Free format text: ASSIGNMENT OF ASSIGNORS INTEREST;ASSIGNOR:WOLFORD, ROBERT RUSSELL;REEL/FRAME:009183/0473
Effective date: 19980507
|Jul 12, 2004||FPAY||Fee payment|
Year of fee payment: 4
|Aug 4, 2005||AS||Assignment|
Owner name: LENOVO (SINGAPORE) PTE LTD., SINGAPORE
Free format text: ASSIGNMENT OF ASSIGNORS INTEREST;ASSIGNOR:INTERNATIONAL BUSINESS MACHINES CORPORATION;REEL/FRAME:016891/0507
Effective date: 20050520
Owner name: LENOVO (SINGAPORE) PTE LTD.,SINGAPORE
Free format text: ASSIGNMENT OF ASSIGNORS INTEREST;ASSIGNOR:INTERNATIONAL BUSINESS MACHINES CORPORATION;REEL/FRAME:016891/0507
Effective date: 20050520
|Aug 18, 2008||REMI||Maintenance fee reminder mailed|
|Feb 6, 2009||LAPS||Lapse for failure to pay maintenance fees|

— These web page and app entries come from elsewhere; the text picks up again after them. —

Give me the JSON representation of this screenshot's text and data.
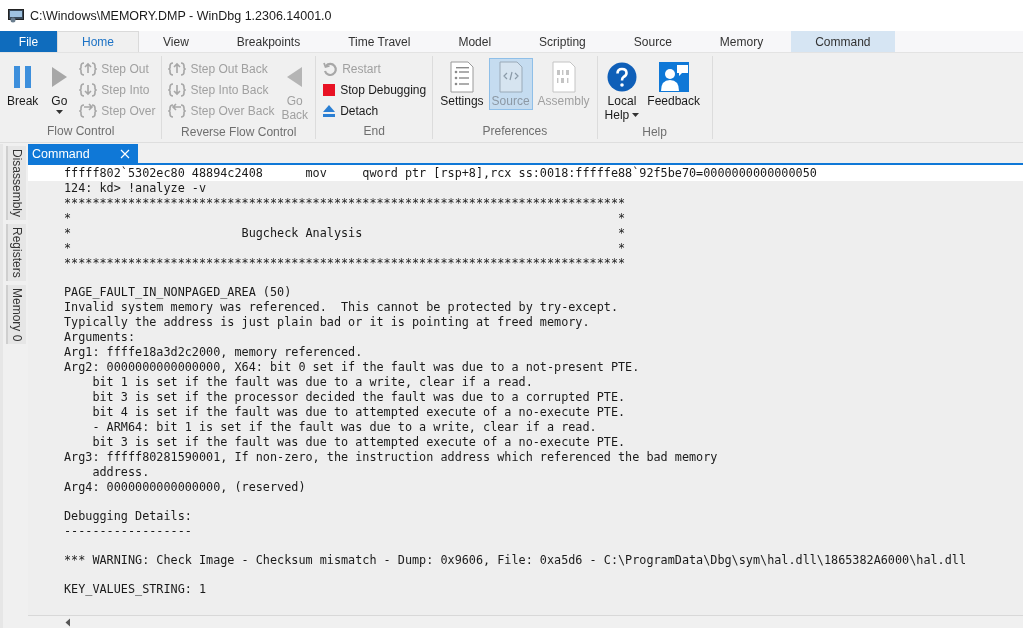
{
  "window": {
    "title": "C:\\Windows\\MEMORY.DMP - WinDbg 1.2306.14001.0"
  },
  "ribbon_tabs": [
    {
      "label": "File",
      "kind": "file",
      "selected": false
    },
    {
      "label": "Home",
      "kind": "normal",
      "selected": true
    },
    {
      "label": "View",
      "kind": "normal",
      "selected": false
    },
    {
      "label": "Breakpoints",
      "kind": "normal",
      "selected": false
    },
    {
      "label": "Time Travel",
      "kind": "normal",
      "selected": false
    },
    {
      "label": "Model",
      "kind": "normal",
      "selected": false
    },
    {
      "label": "Scripting",
      "kind": "normal",
      "selected": false
    },
    {
      "label": "Source",
      "kind": "normal",
      "selected": false
    },
    {
      "label": "Memory",
      "kind": "normal",
      "selected": false
    },
    {
      "label": "Command",
      "kind": "contextual",
      "selected": false
    }
  ],
  "ribbon_groups": [
    {
      "label": "Flow Control",
      "items": [
        {
          "label": "Break",
          "kind": "large",
          "disabled": false,
          "dropdown": false
        },
        {
          "label": "Go",
          "kind": "large",
          "disabled": false,
          "dropdown": true
        },
        {
          "label": "Step Out",
          "kind": "small",
          "disabled": true
        },
        {
          "label": "Step Into",
          "kind": "small",
          "disabled": true
        },
        {
          "label": "Step Over",
          "kind": "small",
          "disabled": true
        }
      ]
    },
    {
      "label": "Reverse Flow Control",
      "items": [
        {
          "label": "Step Out Back",
          "kind": "small",
          "disabled": true
        },
        {
          "label": "Step Into Back",
          "kind": "small",
          "disabled": true
        },
        {
          "label": "Step Over Back",
          "kind": "small",
          "disabled": true
        },
        {
          "label": "Go Back",
          "kind": "large",
          "disabled": true,
          "dropdown": false
        }
      ]
    },
    {
      "label": "End",
      "items": [
        {
          "label": "Restart",
          "kind": "small",
          "disabled": true
        },
        {
          "label": "Stop Debugging",
          "kind": "small",
          "disabled": false
        },
        {
          "label": "Detach",
          "kind": "small",
          "disabled": false
        }
      ]
    },
    {
      "label": "Preferences",
      "items": [
        {
          "label": "Settings",
          "kind": "large",
          "disabled": false,
          "dropdown": false,
          "selected": false
        },
        {
          "label": "Source",
          "kind": "large",
          "disabled": false,
          "dropdown": false,
          "selected": true
        },
        {
          "label": "Assembly",
          "kind": "large",
          "disabled": true,
          "dropdown": false,
          "selected": false
        }
      ]
    },
    {
      "label": "Help",
      "items": [
        {
          "label": "Local Help",
          "kind": "large",
          "disabled": false,
          "dropdown": true
        },
        {
          "label": "Feedback",
          "kind": "large",
          "disabled": false,
          "dropdown": false
        }
      ]
    }
  ],
  "side_tabs": [
    {
      "label": "Disassembly",
      "selected": false
    },
    {
      "label": "Registers",
      "selected": false
    },
    {
      "label": "Memory 0",
      "selected": false
    }
  ],
  "document_tab": {
    "label": "Command",
    "selected": true
  },
  "output": {
    "current_line": "fffff802`5302ec80 48894c2408      mov     qword ptr [rsp+8],rcx ss:0018:fffffe88`92f5be70=0000000000000050",
    "blocks": [
      [
        "124: kd> !analyze -v",
        "*******************************************************************************",
        [
          "*",
          "*"
        ],
        [
          "*",
          "Bugcheck Analysis",
          "*"
        ],
        [
          "*",
          "*"
        ],
        "*******************************************************************************"
      ],
      [
        "PAGE_FAULT_IN_NONPAGED_AREA (50)",
        "Invalid system memory was referenced.  This cannot be protected by try-except.",
        "Typically the address is just plain bad or it is pointing at freed memory.",
        "Arguments:",
        "Arg1: ffffe18a3d2c2000, memory referenced.",
        "Arg2: 0000000000000000, X64: bit 0 set if the fault was due to a not-present PTE.",
        "    bit 1 is set if the fault was due to a write, clear if a read.",
        "    bit 3 is set if the processor decided the fault was due to a corrupted PTE.",
        "    bit 4 is set if the fault was due to attempted execute of a no-execute PTE.",
        "    - ARM64: bit 1 is set if the fault was due to a write, clear if a read.",
        "    bit 3 is set if the fault was due to attempted execute of a no-execute PTE.",
        "Arg3: fffff80281590001, If non-zero, the instruction address which referenced the bad memory",
        "    address.",
        "Arg4: 0000000000000000, (reserved)"
      ],
      [
        "Debugging Details:",
        "------------------"
      ],
      [
        "*** WARNING: Check Image - Checksum mismatch - Dump: 0x9606, File: 0xa5d6 - C:\\ProgramData\\Dbg\\sym\\hal.dll\\1865382A6000\\hal.dll"
      ],
      [
        "KEY_VALUES_STRING: 1"
      ]
    ]
  }
}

|Mar 31, 2009||FP||Expired due to failure to pay maintenance fee|
Effective date: 20090206